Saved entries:

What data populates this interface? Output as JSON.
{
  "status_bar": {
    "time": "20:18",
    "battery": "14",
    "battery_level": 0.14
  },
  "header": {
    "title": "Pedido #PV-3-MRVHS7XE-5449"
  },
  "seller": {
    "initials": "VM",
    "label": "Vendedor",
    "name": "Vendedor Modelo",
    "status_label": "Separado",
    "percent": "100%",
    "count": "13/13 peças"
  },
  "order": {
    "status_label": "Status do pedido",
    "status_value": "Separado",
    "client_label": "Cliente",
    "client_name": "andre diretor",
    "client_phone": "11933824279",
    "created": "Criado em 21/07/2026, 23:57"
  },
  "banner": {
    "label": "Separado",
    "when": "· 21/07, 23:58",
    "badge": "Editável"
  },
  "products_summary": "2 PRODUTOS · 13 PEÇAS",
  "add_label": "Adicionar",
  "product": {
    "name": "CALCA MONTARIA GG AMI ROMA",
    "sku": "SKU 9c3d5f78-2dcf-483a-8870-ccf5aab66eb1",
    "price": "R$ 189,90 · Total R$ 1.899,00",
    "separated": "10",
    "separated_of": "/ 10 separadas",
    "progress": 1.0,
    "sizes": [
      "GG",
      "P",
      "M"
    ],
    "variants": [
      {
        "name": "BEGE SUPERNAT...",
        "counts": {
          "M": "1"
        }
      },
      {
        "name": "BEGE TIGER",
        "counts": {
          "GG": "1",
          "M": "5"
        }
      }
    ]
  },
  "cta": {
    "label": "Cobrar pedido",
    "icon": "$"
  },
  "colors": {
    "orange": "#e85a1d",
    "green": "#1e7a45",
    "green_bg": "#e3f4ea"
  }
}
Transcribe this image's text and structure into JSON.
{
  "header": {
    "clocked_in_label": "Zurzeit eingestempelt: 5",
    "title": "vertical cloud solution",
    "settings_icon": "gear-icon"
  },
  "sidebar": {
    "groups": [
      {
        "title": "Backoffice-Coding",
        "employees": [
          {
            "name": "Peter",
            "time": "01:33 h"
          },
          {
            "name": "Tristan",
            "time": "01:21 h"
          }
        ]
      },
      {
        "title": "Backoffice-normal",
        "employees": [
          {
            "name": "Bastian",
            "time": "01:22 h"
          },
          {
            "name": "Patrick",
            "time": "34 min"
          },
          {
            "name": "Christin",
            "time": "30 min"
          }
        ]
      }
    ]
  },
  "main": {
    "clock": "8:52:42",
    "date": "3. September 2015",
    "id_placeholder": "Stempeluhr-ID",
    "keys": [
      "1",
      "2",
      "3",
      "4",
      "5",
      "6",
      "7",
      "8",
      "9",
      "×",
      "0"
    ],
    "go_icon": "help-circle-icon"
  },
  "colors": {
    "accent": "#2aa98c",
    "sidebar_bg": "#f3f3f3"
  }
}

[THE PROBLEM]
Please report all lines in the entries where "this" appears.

[TASK ANSWER]
What data populates this interface? Output as JSON.
Transcribe this image's text and structure into JSON.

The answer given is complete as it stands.